It is hard to decide which asset class Bitcoin fits into! Some say it is a commodity, and classify it with gold. Others says it is a currency. Still others say it falls under ‘alternatives‘. Whatever you think, it has the hallmarks of being very volatile, while not really having much tangible value. It is also largely an unregulated asset, although the authorities are trying to change that.
Overall, while some have made riches during the boom period (and indeed I participated on this bandwagon), I would not point it out as the most likely way for me to currently make a fortune.
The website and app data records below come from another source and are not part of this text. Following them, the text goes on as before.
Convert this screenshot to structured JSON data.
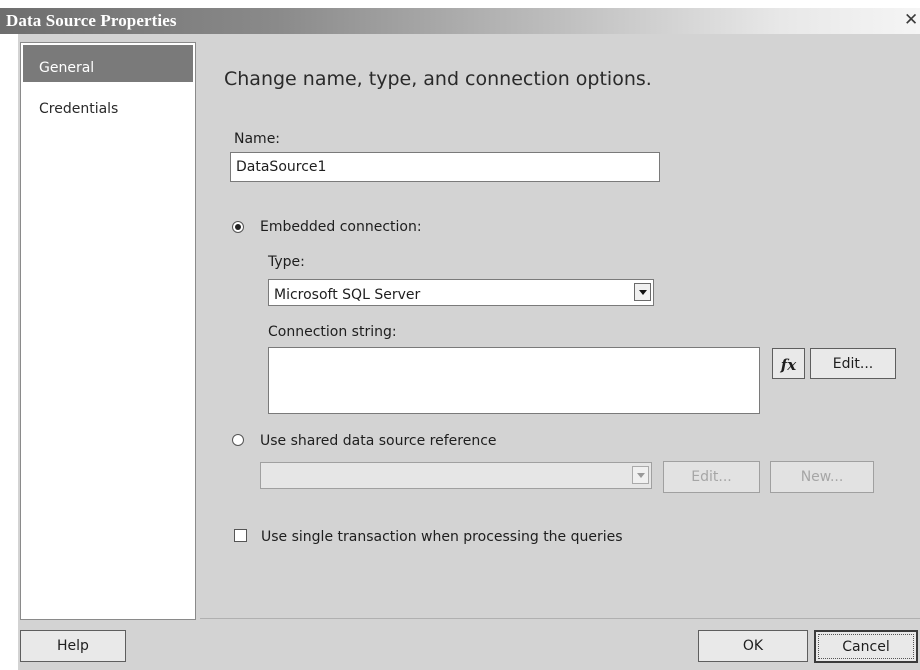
{
  "window": {
    "title": "Data Source Properties",
    "close_glyph": "✕"
  },
  "sidebar": {
    "items": [
      {
        "label": "General",
        "selected": true
      },
      {
        "label": "Credentials",
        "selected": false
      }
    ]
  },
  "main": {
    "heading": "Change name, type, and connection options.",
    "name_label": "Name:",
    "name_value": "DataSource1",
    "embedded_label": "Embedded connection:",
    "embedded_selected": true,
    "type_label": "Type:",
    "type_value": "Microsoft SQL Server",
    "connection_label": "Connection string:",
    "connection_value": "",
    "fx_label": "fx",
    "edit_label": "Edit...",
    "shared_label": "Use shared data source reference",
    "shared_selected": false,
    "shared_value": "",
    "shared_edit_label": "Edit...",
    "shared_new_label": "New...",
    "single_txn_label": "Use single transaction when processing the queries",
    "single_txn_checked": false
  },
  "footer": {
    "help_label": "Help",
    "ok_label": "OK",
    "cancel_label": "Cancel"
  }
}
This is due to some of the traits mentioned above, which increase the risk associated with investing in it. Further, when looking at the charts (known as technical analysis), it does not appear to be a coiled spring waiting to take a sharp move higher.
While you may hear fewer stories of making overnight riches from investing in stocks, it does and can happen. For example, take a look at some of the top performing stocks across the FTSE 250 from last quarter.
The London Stock Exchange Group returned 33.2% in those three months alone! Past performance does not indicate future returns, but if you extrapolate that three-month performance out over a year, you can see how there is the potential for large profits.
I favour investing in stocks due to the lower risk shown when comparing it to Bitcoin. While this reduces potential returns, I think it is a much safer and appropriate risk trade-off when aiming to retire early.
Arguably the most traditional form of investment, bonds can be said to be the lowest risk of the three asset classes mentioned. The risk you take as an investor is that the company defaults on their debt obligations. This is unlikely if you buy the bond from a reputable firm.
For example, an HSBC bond which redeems in five years has appreciated in value by 7.8% over the past year. Add onto this a US dollar coupon of 4.25%, and you can see the appeal.
I definitely like buying bonds for income and a low risk investment, but if I am trying to make significant gains, bonds are unlikely to be the right asset class for me. Overall, I favour stocks.